**PROBLEM TO SOLVE**.
Read the data below line by line and copy each one with "this" in it.

**DATASET RECORDS**.
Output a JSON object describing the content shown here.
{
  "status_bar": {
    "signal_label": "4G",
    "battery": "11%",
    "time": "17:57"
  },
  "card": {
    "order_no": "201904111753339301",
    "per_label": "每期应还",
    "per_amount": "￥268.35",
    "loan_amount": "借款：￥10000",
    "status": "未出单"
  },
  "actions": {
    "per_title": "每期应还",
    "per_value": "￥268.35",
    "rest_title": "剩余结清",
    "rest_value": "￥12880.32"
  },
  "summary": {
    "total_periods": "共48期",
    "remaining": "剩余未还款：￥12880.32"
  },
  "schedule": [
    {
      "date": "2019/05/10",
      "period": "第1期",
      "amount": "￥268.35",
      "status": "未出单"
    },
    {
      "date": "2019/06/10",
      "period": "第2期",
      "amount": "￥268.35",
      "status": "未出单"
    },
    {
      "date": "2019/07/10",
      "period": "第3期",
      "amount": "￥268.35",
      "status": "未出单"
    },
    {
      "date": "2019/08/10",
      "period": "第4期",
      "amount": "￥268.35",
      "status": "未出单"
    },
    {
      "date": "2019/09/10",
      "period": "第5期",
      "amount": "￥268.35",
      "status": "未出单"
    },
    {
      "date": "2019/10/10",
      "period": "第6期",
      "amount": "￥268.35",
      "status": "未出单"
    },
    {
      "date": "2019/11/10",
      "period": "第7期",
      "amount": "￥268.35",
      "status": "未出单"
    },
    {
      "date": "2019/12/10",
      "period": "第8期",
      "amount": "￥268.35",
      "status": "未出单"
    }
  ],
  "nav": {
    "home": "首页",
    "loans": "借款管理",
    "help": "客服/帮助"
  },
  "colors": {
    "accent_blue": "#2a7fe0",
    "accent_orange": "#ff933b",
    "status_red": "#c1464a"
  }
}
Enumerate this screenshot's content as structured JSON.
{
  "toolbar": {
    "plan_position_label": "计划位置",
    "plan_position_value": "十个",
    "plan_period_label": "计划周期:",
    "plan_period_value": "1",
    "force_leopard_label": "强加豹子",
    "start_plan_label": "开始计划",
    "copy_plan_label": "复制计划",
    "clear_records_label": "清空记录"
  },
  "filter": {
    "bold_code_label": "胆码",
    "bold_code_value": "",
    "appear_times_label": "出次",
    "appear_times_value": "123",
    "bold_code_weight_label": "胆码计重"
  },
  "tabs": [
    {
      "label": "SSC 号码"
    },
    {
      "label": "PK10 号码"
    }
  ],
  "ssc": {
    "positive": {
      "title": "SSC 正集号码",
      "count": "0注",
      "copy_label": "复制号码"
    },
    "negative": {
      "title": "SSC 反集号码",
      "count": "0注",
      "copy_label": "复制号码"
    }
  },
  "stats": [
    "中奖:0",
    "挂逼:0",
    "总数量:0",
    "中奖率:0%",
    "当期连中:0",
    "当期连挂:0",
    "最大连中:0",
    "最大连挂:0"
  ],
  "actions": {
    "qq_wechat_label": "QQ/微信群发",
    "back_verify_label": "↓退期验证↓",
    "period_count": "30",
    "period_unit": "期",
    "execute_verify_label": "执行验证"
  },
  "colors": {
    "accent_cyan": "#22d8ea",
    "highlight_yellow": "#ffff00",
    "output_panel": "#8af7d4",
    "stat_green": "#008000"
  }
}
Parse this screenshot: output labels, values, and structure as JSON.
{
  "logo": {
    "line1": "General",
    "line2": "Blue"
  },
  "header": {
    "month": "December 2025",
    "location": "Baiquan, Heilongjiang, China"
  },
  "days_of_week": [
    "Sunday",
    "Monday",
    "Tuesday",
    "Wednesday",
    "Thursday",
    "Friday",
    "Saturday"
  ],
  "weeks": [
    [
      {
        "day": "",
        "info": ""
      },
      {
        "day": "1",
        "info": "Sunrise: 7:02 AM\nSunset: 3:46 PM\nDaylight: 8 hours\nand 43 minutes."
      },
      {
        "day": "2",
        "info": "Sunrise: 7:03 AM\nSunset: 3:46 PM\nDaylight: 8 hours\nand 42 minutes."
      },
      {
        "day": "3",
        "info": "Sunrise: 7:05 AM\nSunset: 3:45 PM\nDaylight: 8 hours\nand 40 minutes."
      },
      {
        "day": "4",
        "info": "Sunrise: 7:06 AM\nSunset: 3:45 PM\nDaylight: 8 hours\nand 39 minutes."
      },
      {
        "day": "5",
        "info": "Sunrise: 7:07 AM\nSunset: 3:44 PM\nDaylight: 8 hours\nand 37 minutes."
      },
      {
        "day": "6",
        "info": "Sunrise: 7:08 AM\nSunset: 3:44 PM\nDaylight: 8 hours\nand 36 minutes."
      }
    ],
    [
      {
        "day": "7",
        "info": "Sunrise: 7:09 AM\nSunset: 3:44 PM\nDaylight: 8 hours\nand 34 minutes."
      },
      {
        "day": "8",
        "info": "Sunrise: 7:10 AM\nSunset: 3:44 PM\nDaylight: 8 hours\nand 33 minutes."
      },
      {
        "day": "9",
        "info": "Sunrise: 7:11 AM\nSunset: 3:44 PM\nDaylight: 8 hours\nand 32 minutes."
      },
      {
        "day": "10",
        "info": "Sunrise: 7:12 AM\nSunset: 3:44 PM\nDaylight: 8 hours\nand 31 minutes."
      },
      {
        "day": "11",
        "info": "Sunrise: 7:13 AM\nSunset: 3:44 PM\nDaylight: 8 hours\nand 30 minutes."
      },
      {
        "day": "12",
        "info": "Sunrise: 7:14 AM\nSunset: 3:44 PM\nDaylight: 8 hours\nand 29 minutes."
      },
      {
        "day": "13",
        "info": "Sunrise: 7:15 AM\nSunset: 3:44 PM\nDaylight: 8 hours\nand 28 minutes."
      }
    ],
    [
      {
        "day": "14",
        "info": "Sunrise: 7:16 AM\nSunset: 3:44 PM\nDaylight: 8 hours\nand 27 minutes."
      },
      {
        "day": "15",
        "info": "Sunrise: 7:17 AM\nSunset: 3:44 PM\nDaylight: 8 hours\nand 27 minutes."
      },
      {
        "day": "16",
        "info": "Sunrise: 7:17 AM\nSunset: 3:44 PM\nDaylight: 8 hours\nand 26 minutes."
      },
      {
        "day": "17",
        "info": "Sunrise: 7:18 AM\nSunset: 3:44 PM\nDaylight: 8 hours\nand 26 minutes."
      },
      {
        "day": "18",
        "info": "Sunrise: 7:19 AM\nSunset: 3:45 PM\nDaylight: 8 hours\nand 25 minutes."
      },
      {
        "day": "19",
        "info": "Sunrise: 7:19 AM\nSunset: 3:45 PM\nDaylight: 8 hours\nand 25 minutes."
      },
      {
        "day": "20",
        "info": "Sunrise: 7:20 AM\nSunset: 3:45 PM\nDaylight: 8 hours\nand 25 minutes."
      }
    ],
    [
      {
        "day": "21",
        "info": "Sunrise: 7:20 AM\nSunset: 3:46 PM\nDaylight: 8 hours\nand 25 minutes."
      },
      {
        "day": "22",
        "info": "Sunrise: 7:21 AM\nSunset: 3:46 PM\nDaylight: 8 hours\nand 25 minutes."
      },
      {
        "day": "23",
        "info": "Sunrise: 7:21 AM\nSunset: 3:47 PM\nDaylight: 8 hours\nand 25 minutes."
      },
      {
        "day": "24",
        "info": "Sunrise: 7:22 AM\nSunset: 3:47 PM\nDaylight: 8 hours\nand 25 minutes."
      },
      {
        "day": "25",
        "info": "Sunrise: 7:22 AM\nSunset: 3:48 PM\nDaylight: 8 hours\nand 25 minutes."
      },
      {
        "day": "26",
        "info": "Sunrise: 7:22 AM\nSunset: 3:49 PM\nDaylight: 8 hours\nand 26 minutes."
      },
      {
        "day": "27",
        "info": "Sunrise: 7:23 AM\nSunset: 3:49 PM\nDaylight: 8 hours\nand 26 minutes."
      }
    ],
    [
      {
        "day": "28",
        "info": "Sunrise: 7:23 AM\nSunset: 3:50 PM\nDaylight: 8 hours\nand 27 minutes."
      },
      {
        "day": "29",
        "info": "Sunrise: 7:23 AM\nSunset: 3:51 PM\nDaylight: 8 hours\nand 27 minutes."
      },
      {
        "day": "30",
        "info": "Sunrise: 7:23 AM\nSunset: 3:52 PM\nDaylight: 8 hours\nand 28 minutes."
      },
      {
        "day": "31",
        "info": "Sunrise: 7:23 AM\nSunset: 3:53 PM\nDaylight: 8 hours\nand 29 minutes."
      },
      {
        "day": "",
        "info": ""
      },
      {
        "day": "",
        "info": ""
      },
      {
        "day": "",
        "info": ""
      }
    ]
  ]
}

**SOLVED EXERCISE**.
Enumerate this screenshot's content as structured JSON.
Parse this screenshot: output labels, values, and structure as JSON.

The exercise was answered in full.